Harlan & Hollingsworth
Betts, Pusey & Harlan
Cover of 1839 prospectus promoting 8-wheeled cars for export.
In 1840, Betts, Pusey & Harlan employed a former house carpenter named Jacob F. Sharp as a car builder. Sharp eventually became foreman of the shop, and his experience as a car builder was doubtlessly a key element in the success of the firm he founded at Wilmington in 1863: Jackson & Sharp.
About the same time, Betts, Pusey & Harlan expanded onto adjacent land along the Christina River, and started building and repairing wooden ships: a not uncommon sideline for early builders of wooden railway cars.
In 1841, Elijah Hollingsworth, Samuel Harlan’s brother-in-law, purchased Samuel Pusey’s interest in the company, and they began to do business as Betts, Harlan & Hollingsworth.

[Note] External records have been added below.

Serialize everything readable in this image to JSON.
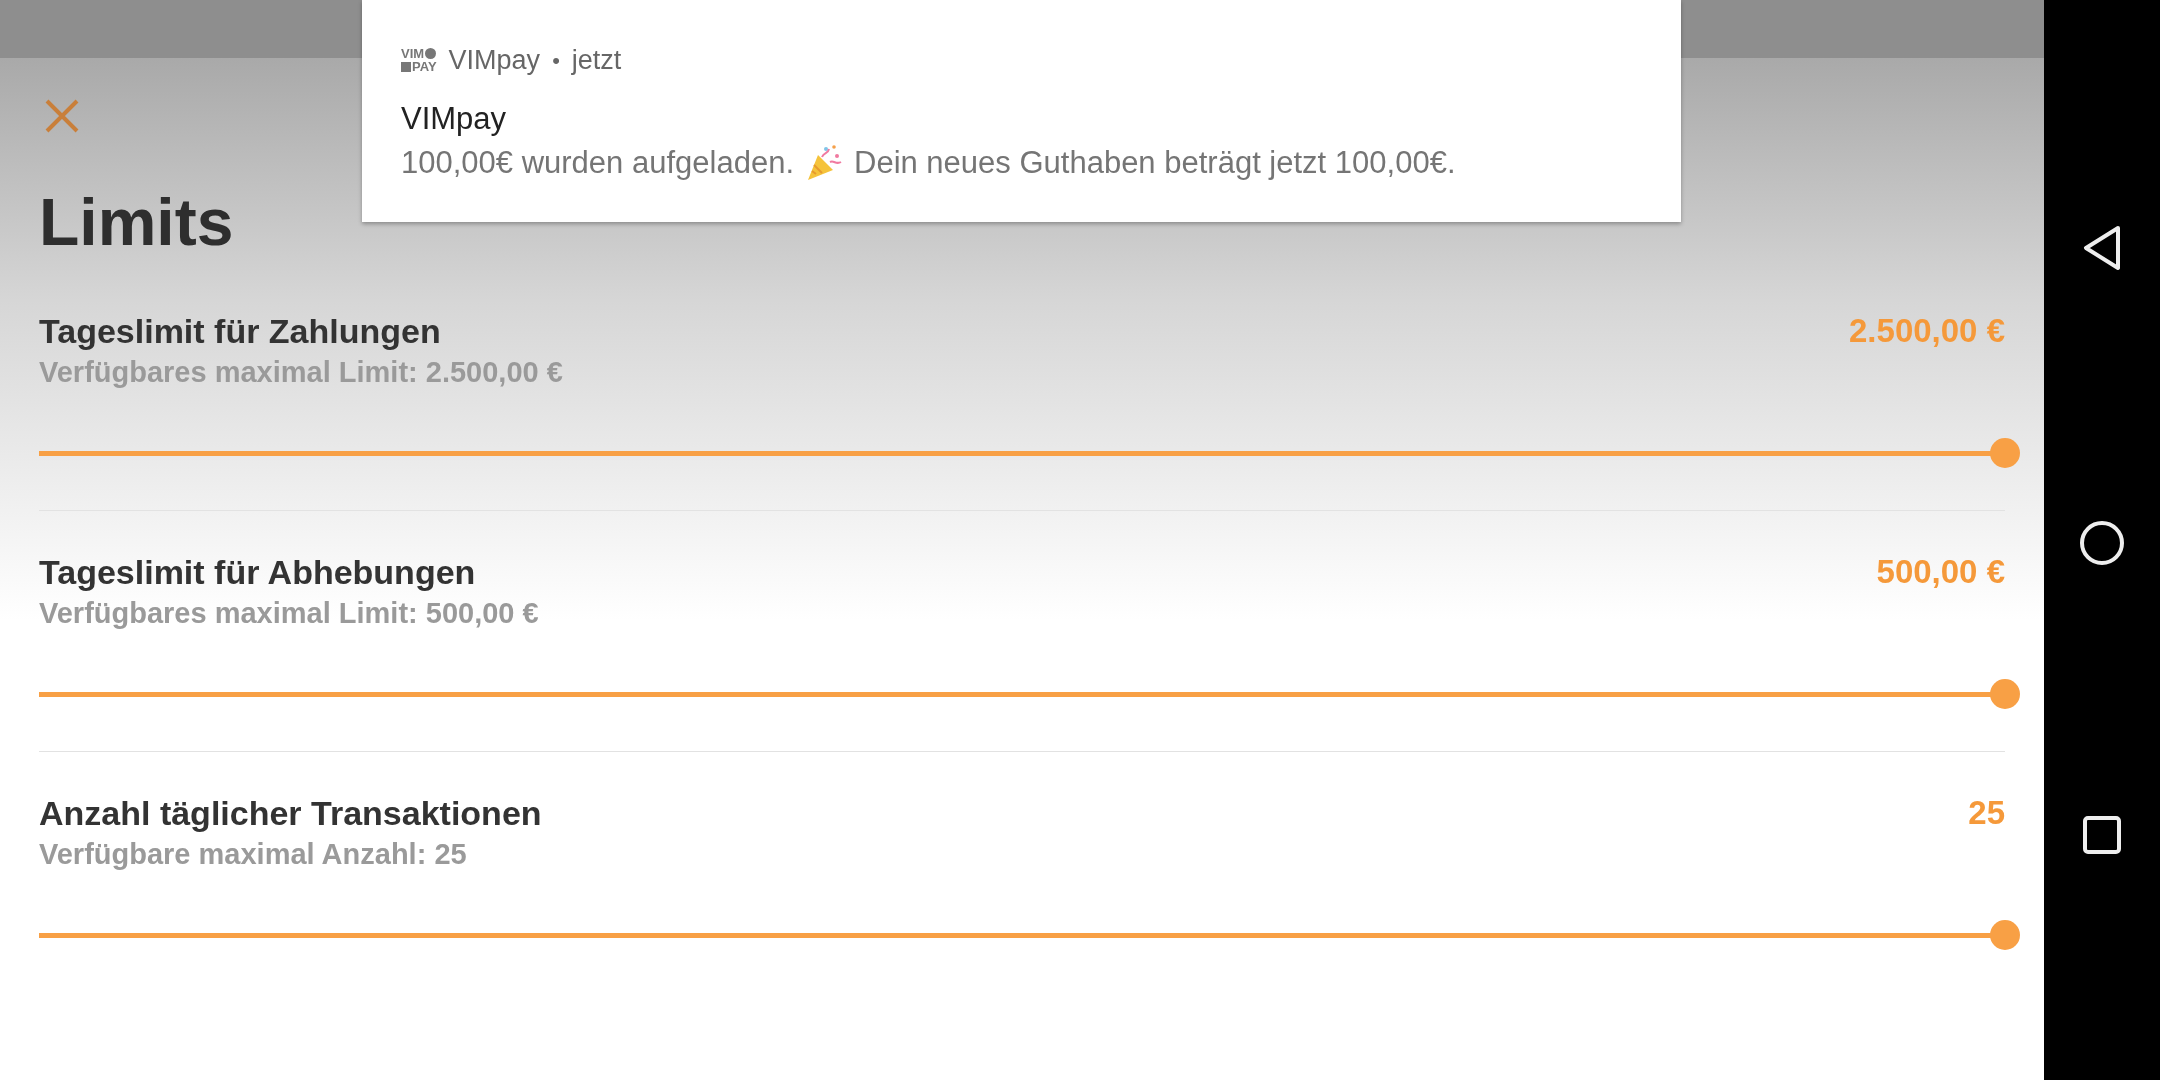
{
  "notification": {
    "logo_top": "VIM",
    "logo_bottom": "PAY",
    "app": "VIMpay",
    "separator": "•",
    "time": "jetzt",
    "title": "VIMpay",
    "message_before": "100,00€ wurden aufgeladen.",
    "message_after": "Dein neues Guthaben beträgt jetzt 100,00€."
  },
  "page": {
    "title": "Limits"
  },
  "limits": [
    {
      "title": "Tageslimit für Zahlungen",
      "subtitle": "Verfügbares maximal Limit: 2.500,00 €",
      "value": "2.500,00 €",
      "level": 1
    },
    {
      "title": "Tageslimit für Abhebungen",
      "subtitle": "Verfügbares maximal Limit: 500,00 €",
      "value": "500,00 €",
      "level": 1
    },
    {
      "title": "Anzahl täglicher Transaktionen",
      "subtitle": "Verfügbare maximal Anzahl: 25",
      "value": "25",
      "level": 1
    }
  ]
}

During the period 1840-45, Betts, Harlan & Hollingsworth built a number of hand engines for fire fighting. These “engines” consisted of a rectangular wooden box mounted on four low wheels. Piston type pumps were firmly fixed to the floor of the box, working levers were provided, and motion was imparted by the up-and-down pumping of many men. In the early years these “hand tubs” had to be filled by bucket brigades, but in later years, companies such as Betts, Harlan & Hollingsworth built them with suction pumps capable of lifting water from cisterns.
|Sketch of a typical “handtub” in action, drawing water from a cistern. We have no idea at this time just what Harlan & Hollingsworth’s particular hand engines looked like.|
In 1841 Betts, Harlan & Hollingsworth became the first of the numerous Wilmington shipbuilders to erect iron ships. It would be another four years before experimenters even began to think of iron railway cars, and 50 years or more before they became accepted.
In 1844 Betts, Harlan & Hollingsworth launched the Bangor, the first propeller-driven iron-hull steamer. It is unclear to us whether they also built the first twin-screw, oceangoing iron-hull steamer in 1845 or whether this was the same ship. For a dozen years after this, Wilmington produced more iron tonnage in shipbuilding than any other U.S. city.
Apparently Mahlon Betts withdrew from the firm sometime before 1850, as Thomson's Mercantile and Professional Directory for Delaware, 1851-1852, lists simply Harlan & Hollingsworth, engine builders and machinists, Wilmington.
From 1856 to 1860 Harlan & Hollingsworth constructed four steamships for Charles Morgan’s Southern Steamship Co. Each included a single vertical walking beam engine and a compartmentalized hull. Morgan was so pleased with Harlan & Hollingsworth’s work that over the years he bought a total of 28 ships from them.
In 1858, J. Taylor Gause, who had started with the firm as a clerk some 15 years earlier, was admitted as an equal partner in the firm, which became Harlan, Hollingsworth & Co.
There may have been little interest in this country in iron railroad cars, but by the 1860s there was substantial interest overseas. Harlan, Hollingsworth & Co. was among those trying to capitalize on this market, and they built several iron freight cars for the Reading and for the Panama Railroads. But except for an occasional car, it would be years before this became a substantial market.
On the other hand, by the time of the Civil War, Harlan, Hollingsworth & Co. was the “preeminent shipbuilder” in a city that was a leader in the manufacture of iron vessels.
|Steamship “City of Worchester” built by Harlan & Hollingsworth, 1881.|
During the Civil War, Harlan, Hollingsworth & Co. constructed a number of ironclad monitors for the U.S. Navy. Best known was the monitor Saugus, launched 16 December 1863. The Saugus was assigned to the North Atlantic Blockading Squadron at Fortress Monroe to protect army transports heading up the James River in an attack on Richmond. Two alleged accomplices to assassin John Wilkes Booth were briefly imprisoned aboard during April 1865 to prevent the mobs from meting out their own justice.
Also during 1863, Jacob Sharp left the firm to go into business for himself with Job Jackson. Jackson & Sharp became the second of what would eventually be three car builders at Wilmington.